§ WORK ITEM
Return the listing below in full, exactly.
· · ·
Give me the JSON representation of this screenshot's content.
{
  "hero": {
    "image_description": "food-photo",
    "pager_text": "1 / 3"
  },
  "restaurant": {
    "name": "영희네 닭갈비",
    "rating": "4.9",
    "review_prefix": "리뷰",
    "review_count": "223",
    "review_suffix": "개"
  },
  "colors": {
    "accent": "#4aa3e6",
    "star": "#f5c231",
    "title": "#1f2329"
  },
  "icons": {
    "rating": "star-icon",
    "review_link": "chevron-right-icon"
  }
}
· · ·
§ EXERCISE SOLUTION
Give me the JSON representation of this screenshot's content.
{
  "hero": {
    "image_description": "food-photo",
    "pager_text": "1 / 3"
  },
  "restaurant": {
    "name": "영희네 닭갈비",
    "rating": "4.9",
    "review_prefix": "리뷰",
    "review_count": "223",
    "review_suffix": "개"
  },
  "colors": {
    "accent": "#4aa3e6",
    "star": "#f5c231",
    "title": "#1f2329"
  },
  "icons": {
    "rating": "star-icon",
    "review_link": "chevron-right-icon"
  }
}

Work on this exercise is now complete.